After an indulgent Christmas you want to switch to some of the food you eat could increase your energy levels, promote weight loss and reduce your chances of developing serious health conditions. By having a vegan diet, you could feel healthier.

It’s the New Year, we all feel sluggish after eating one too many mince pies and want to start the new year off on a high. By taking part in Veganuary you could see health benefits almost instantly!

Processed foods, sweet treats and junk food are tempting for everyone whether you be vegan or not, anyone can fall into the habit of making these foods regular in their diet. To ensure you diet is healthy you should ensure you are getting all the important nutrients.

Vegans need to be aware of these nutrients as many of them are present in dairy and meat so without them in your diet you will need to find new ways to incorporate them. The key nutrients that we should all incorporate into our diets, including vegans are below:

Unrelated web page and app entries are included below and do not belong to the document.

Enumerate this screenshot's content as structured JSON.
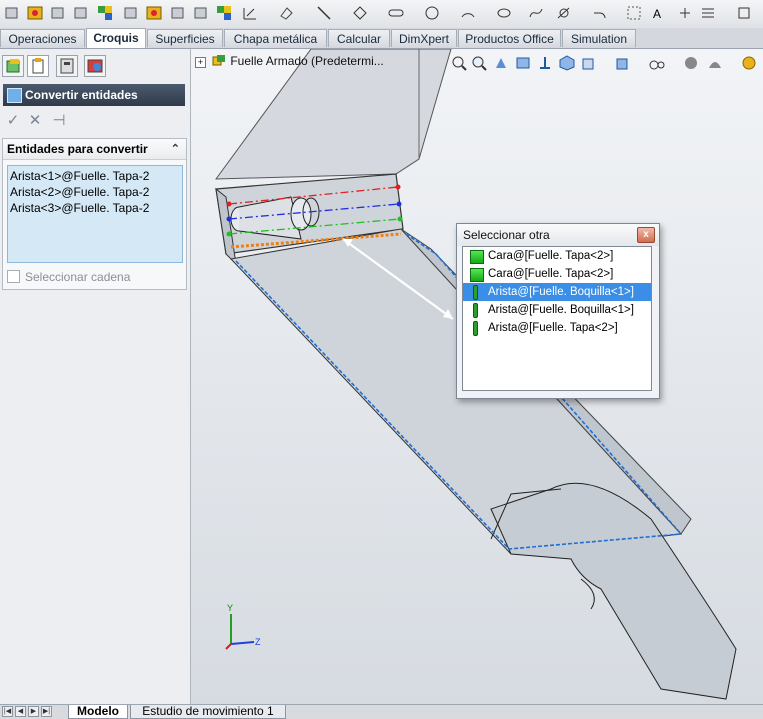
{
  "command_tabs": [
    {
      "label": "Operaciones",
      "active": false
    },
    {
      "label": "Croquis",
      "active": true
    },
    {
      "label": "Superficies",
      "active": false
    },
    {
      "label": "Chapa metálica",
      "active": false
    },
    {
      "label": "Calcular",
      "active": false
    },
    {
      "label": "DimXpert",
      "active": false
    },
    {
      "label": "Productos Office",
      "active": false
    },
    {
      "label": "Simulation",
      "active": false
    }
  ],
  "property_manager": {
    "title": "Convertir entidades",
    "group_title": "Entidades para convertir",
    "entities": [
      "Arista<1>@Fuelle. Tapa-2",
      "Arista<2>@Fuelle. Tapa-2",
      "Arista<3>@Fuelle. Tapa-2"
    ],
    "chain_label": "Seleccionar cadena"
  },
  "viewport": {
    "tree_label": "Fuelle Armado  (Predetermi..."
  },
  "select_other": {
    "title": "Seleccionar otra",
    "close_label": "x",
    "items": [
      {
        "label": "Cara@[Fuelle. Tapa<2>]",
        "icon": "face-icon",
        "selected": false
      },
      {
        "label": "Cara@[Fuelle. Tapa<2>]",
        "icon": "face-icon",
        "selected": false
      },
      {
        "label": "Arista@[Fuelle. Boquilla<1>]",
        "icon": "edge-icon",
        "selected": true
      },
      {
        "label": "Arista@[Fuelle. Boquilla<1>]",
        "icon": "edge-icon",
        "selected": false
      },
      {
        "label": "Arista@[Fuelle. Tapa<2>]",
        "icon": "edge-icon",
        "selected": false
      }
    ]
  },
  "triad": {
    "y": "Y",
    "z": "Z"
  },
  "bottom_tabs": [
    {
      "label": "Modelo",
      "active": true
    },
    {
      "label": "Estudio de movimiento 1",
      "active": false
    }
  ],
  "colors": {
    "selection": "#3a8ee6",
    "title_bar": "#2f3b4b",
    "face_icon": "#22c022",
    "edge_highlight_red": "#e02020",
    "edge_highlight_blue": "#2030e0",
    "edge_highlight_green": "#20c020",
    "edge_highlight_orange": "#f08010",
    "dashed_edge": "#1f6fd6"
  }
}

A common misconception is that vegans are restricted with their sources of protein as they are not eating meat, eggs or dairy. However, there is an abundance of vegan-friendly products that are full of protein. According to the British Heart Foundation most adults need around 0.75g of protein per kilogram of body weight each day, as a guide a portion of protein should fit into the palm of your hand. For vegans, soy products such as tofu and edamame are packed with protein and can be substituted in meals instead of meat. Everyday products such as chickpeas, lentils, mushrooms, and nuts are full of protein. Why not give some of them a try!

Vitamin B12

People with a vegan diet can find it challenging to get their dose of B12 as it cannot be found in plants. Typically, it is found in animal products such as meat, fish and dairy products. The NHS state that adults needs around 1.5 micrograms of vitamin B12 a day, although this doesn’t seem like a lot without this daily dose you could feel tired and weak. Soya products and most breakfast cereals will contain B12, you can also purchase supplements from your local pharmacy.


Red meat and egg yolks are the richest sources of protein, however for vegans that are inaccessible. Women between the ages of 19 and 50 needs much more iron than men, men should have around 8.7mg a day and women in the age range, 14.8mg a day. Good plant sources of iron include green vegetables such as spinach and broccoli, wholegrains and pulses and nuts. Fruit is a good source of iron too, it is recommended to eat dried fruits to get the iron as you eat much more in a portion than fresh fruit.

Calcium and Vitamin D

Calcium helps you maintain strong teeth and bones; non-vegans will get most of their calcium from dairy products, so it is important vegans find calcium in other foods. There are several foods that are good sources of calcium and vegan friendly. Unsweetened soya, rice and oat milk are good supplements of diary milk that contain calcium. Almonds and dried fruits also contain calcium and can be eaten as light snacks. To absorb calcium your body needs vitamin D, you can easily get vitamin D into your body by being exposed to sunshine. In the winter months you can have fortified orange juice or take supplements which can be found at your local pharmacy.

Veganism doesn’t have to be all or nothing. You could create your own rulebook and be realistic about what you want to achieve, this way you will be more satisfied in making the change and it won’t seem like a chore. Understand your own expectations and acknowledge them, will you be strict and read every ingredient label of your products or will you take a different approach and have some ice cream on special occasions? It is completely up to you.

If you would like to look into veganism more we recommend you look at the NHS website as they break it down for you. If you Veganuary is for you then visit their website and sign up for their 31 days of coaching emails, nutrition guides and recipe ideas. Enjoy and happy new year!